- _TASK BRIEF_: Look through the records, and whenever a line includes the word "which", copy it.

(Records from a data collection)
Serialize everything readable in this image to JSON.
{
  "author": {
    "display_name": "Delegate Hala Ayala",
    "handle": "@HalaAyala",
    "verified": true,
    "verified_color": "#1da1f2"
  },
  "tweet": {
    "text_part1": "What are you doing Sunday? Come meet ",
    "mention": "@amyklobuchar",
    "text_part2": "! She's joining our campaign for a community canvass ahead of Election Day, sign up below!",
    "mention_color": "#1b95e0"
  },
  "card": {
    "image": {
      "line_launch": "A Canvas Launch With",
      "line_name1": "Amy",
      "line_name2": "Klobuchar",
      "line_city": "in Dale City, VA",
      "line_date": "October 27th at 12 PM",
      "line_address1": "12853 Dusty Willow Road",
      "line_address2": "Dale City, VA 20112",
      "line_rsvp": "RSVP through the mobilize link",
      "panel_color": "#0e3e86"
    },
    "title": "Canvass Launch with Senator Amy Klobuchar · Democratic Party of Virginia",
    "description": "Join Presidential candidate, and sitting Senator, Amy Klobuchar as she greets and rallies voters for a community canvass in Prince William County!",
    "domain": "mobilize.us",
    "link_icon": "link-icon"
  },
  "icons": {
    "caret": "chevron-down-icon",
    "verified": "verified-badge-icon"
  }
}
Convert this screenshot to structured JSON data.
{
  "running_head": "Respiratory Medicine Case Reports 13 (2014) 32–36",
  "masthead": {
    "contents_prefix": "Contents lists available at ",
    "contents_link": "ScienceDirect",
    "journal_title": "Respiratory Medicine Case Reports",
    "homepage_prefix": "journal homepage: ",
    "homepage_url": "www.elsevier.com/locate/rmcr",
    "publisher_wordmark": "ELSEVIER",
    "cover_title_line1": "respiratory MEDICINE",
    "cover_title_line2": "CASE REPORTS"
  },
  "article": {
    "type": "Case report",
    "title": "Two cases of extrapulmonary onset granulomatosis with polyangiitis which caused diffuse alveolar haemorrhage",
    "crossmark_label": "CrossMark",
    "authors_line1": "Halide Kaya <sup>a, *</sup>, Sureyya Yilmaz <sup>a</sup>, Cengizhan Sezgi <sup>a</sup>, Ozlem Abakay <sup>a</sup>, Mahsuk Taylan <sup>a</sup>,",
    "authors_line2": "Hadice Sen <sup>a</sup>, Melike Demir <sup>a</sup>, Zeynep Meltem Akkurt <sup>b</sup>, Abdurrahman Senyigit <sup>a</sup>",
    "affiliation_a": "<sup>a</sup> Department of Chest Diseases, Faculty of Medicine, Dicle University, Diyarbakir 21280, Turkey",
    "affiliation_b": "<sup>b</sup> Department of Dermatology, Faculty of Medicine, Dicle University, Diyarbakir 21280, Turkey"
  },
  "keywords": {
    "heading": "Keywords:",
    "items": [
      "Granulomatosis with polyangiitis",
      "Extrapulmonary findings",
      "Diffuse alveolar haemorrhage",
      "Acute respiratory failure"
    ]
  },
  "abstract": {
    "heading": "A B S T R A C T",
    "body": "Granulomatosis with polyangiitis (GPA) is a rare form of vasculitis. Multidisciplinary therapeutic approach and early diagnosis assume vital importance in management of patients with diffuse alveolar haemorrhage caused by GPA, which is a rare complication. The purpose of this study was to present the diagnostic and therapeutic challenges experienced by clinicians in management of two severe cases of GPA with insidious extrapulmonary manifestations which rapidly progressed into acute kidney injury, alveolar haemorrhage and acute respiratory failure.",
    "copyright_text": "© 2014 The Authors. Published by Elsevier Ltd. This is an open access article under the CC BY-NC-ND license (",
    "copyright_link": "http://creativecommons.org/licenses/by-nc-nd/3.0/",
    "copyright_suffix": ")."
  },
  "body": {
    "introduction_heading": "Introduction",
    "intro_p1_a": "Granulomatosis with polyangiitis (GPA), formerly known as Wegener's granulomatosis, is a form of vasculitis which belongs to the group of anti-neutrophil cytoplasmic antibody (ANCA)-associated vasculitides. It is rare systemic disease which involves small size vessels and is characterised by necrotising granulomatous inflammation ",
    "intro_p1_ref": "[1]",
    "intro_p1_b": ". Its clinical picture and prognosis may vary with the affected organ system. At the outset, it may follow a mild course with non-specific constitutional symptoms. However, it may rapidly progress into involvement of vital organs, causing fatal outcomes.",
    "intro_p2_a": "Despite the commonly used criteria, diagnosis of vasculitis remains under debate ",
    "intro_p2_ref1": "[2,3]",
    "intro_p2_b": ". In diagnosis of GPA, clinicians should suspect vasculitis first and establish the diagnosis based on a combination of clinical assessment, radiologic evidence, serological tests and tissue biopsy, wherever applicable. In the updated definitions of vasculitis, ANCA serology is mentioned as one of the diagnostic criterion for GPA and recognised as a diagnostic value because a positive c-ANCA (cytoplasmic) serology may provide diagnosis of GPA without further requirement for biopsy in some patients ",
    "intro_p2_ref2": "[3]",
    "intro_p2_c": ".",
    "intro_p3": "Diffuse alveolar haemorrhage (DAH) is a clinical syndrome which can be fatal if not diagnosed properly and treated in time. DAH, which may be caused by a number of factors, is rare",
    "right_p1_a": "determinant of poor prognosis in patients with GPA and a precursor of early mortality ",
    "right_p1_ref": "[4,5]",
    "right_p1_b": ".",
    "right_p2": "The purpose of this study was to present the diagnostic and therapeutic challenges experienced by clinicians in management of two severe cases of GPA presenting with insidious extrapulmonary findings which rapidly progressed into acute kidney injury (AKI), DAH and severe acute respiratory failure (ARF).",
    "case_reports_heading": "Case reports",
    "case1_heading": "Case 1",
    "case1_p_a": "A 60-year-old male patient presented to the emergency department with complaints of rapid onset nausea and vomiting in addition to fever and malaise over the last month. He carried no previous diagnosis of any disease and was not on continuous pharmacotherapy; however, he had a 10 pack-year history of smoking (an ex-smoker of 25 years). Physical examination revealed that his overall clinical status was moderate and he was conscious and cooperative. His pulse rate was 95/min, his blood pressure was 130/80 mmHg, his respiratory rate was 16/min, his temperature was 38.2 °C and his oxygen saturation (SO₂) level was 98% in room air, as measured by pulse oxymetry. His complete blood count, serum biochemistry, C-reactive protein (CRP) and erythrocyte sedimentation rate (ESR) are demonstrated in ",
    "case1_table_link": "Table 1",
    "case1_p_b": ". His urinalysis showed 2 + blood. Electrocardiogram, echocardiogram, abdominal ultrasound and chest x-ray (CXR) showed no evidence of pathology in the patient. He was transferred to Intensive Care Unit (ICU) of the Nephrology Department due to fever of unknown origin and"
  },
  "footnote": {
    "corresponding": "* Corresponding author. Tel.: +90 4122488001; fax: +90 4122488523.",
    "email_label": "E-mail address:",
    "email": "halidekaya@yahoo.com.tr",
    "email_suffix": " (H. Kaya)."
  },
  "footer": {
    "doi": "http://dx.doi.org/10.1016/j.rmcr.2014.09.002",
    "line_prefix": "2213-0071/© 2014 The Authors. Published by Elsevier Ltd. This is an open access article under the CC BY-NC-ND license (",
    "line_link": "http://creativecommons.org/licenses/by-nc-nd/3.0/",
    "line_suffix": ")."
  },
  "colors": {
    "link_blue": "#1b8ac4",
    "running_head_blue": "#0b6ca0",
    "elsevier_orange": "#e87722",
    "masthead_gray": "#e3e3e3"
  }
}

- _SOLUTION_:
    "title": "Two cases of extrapulmonary onset granulomatosis with polyangiitis which caused diffuse alveolar haemorrhage",
    "body": "Granulomatosis with polyangiitis (GPA) is a rare form of vasculitis. Multidisciplinary therapeutic approach and early diagnosis assume vital importance in management of patients with diffuse alveolar haemorrhage caused by GPA, which is a rare complication. The purpose of this study was to present the diagnostic and therapeutic challenges experienced by clinicians in management of two severe cases of GPA with insidious extrapulmonary manifestations which rapidly progressed into acute kidney injury, alveolar haemorrhage and acute respiratory failure.",
    "intro_p1_a": "Granulomatosis with polyangiitis (GPA), formerly known as Wegener's granulomatosis, is a form of vasculitis which belongs to the group of anti-neutrophil cytoplasmic antibody (ANCA)-associated vasculitides. It is rare systemic disease which involves small size vessels and is characterised by necrotising granulomatous inflammation ",
    "intro_p3": "Diffuse alveolar haemorrhage (DAH) is a clinical syndrome which can be fatal if not diagnosed properly and treated in time. DAH, which may be caused by a number of factors, is rare",
    "right_p2": "The purpose of this study was to present the diagnostic and therapeutic challenges experienced by clinicians in management of two severe cases of GPA presenting with insidious extrapulmonary findings which rapidly progressed into acute kidney injury (AKI), DAH and severe acute respiratory failure (ARF).",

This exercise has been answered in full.